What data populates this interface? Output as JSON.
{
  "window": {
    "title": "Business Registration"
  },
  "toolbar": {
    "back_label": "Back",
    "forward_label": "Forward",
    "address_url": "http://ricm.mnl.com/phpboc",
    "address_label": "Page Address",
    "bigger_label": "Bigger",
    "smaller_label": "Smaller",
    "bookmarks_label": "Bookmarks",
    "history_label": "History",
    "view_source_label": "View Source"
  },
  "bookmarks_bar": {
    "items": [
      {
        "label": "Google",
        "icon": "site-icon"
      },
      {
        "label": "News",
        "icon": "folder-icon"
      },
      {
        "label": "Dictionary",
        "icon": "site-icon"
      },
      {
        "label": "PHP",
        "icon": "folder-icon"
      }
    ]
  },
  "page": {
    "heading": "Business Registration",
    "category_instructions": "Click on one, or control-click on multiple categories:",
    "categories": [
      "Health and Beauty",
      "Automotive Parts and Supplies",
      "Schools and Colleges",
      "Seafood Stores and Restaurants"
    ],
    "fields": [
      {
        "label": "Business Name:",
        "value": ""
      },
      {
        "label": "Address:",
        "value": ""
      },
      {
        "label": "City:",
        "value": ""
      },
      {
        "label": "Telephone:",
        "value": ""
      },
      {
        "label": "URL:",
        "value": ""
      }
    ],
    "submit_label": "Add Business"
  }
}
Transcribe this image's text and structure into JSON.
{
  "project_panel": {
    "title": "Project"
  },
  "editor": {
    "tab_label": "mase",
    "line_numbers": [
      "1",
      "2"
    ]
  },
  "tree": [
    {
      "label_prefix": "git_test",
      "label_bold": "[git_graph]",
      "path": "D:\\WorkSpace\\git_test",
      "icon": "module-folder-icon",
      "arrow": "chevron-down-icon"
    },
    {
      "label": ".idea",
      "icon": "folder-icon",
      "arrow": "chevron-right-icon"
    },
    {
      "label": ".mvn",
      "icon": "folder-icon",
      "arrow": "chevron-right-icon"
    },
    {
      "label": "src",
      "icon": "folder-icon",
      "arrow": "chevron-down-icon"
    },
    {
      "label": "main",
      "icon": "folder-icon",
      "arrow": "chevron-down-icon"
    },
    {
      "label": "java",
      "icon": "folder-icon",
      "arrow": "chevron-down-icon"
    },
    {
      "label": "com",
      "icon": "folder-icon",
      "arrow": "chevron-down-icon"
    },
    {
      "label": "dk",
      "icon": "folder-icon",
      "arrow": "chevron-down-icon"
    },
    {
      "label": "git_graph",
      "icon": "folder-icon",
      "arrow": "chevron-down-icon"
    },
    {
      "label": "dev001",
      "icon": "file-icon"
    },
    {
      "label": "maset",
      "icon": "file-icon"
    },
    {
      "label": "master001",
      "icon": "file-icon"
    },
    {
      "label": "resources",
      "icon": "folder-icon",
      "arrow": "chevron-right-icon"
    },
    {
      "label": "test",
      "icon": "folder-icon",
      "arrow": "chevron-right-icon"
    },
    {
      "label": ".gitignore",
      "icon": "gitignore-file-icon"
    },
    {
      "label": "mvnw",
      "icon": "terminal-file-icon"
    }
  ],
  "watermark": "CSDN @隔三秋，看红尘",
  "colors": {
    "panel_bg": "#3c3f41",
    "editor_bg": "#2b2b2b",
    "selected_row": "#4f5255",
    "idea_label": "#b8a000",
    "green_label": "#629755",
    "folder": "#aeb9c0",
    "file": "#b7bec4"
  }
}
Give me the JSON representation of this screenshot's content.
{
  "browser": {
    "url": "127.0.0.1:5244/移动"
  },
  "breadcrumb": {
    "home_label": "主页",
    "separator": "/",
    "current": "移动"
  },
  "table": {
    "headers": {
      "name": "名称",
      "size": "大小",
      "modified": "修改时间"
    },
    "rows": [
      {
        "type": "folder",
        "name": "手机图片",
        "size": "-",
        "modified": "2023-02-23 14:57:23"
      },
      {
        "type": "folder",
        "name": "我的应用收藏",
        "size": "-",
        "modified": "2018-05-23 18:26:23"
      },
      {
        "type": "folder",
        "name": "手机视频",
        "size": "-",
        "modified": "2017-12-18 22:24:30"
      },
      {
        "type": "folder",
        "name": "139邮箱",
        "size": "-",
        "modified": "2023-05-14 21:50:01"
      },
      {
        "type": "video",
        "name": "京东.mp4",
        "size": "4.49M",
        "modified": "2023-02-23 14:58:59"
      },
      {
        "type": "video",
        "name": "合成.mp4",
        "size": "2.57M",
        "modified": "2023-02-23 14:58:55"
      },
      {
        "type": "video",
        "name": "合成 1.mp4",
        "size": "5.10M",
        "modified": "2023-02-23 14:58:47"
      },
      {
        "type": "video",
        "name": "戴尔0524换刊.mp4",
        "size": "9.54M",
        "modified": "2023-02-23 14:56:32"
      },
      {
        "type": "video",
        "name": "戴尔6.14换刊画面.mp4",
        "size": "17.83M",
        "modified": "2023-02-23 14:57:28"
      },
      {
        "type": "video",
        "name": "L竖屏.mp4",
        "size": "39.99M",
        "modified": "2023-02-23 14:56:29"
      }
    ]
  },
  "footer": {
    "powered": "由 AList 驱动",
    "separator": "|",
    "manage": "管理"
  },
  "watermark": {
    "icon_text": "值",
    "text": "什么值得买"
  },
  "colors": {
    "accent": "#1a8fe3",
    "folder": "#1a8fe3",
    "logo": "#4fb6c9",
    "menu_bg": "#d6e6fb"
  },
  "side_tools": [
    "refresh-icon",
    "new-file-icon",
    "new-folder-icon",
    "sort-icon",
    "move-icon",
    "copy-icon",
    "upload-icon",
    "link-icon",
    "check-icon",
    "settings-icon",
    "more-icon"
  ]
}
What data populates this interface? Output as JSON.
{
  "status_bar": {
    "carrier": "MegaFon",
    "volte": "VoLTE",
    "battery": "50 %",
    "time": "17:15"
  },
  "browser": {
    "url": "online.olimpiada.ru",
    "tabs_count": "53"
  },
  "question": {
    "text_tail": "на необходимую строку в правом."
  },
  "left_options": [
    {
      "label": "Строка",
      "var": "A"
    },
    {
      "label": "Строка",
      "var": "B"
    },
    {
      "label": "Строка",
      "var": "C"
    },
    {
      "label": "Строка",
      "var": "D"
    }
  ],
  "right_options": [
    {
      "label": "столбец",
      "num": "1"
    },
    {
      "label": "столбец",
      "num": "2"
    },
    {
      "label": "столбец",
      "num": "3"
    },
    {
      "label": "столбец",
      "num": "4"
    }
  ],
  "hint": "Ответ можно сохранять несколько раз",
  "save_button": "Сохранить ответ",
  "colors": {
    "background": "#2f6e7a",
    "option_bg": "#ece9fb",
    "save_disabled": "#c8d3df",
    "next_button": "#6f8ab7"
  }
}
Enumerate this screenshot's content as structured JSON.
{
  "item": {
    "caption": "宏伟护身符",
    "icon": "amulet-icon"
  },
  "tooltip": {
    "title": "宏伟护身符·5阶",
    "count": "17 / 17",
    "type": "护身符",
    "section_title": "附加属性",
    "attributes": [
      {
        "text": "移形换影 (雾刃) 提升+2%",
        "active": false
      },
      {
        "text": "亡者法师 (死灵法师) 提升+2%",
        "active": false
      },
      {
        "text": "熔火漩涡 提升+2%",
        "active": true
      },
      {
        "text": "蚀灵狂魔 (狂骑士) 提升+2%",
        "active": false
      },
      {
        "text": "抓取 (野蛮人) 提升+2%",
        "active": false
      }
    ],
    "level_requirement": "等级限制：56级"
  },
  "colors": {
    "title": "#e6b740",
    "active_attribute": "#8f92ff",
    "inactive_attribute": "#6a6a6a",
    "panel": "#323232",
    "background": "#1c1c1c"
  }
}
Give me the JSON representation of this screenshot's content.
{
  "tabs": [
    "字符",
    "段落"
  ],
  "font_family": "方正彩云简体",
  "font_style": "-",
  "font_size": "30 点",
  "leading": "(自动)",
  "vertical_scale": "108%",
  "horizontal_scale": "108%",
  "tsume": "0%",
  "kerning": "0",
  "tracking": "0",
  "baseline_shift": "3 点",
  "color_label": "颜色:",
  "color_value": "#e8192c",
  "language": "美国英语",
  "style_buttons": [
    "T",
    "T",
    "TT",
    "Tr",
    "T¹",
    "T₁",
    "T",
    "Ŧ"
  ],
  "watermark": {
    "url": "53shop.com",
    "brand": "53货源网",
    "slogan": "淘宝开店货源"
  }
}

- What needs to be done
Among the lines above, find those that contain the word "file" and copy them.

- Task result
      "icon": "file-icon"
      "icon": "file-icon"
      "icon": "file-icon"
      "icon": "gitignore-file-icon"
      "icon": "terminal-file-icon"
    "file": "#b7bec4"
    "new-file-icon",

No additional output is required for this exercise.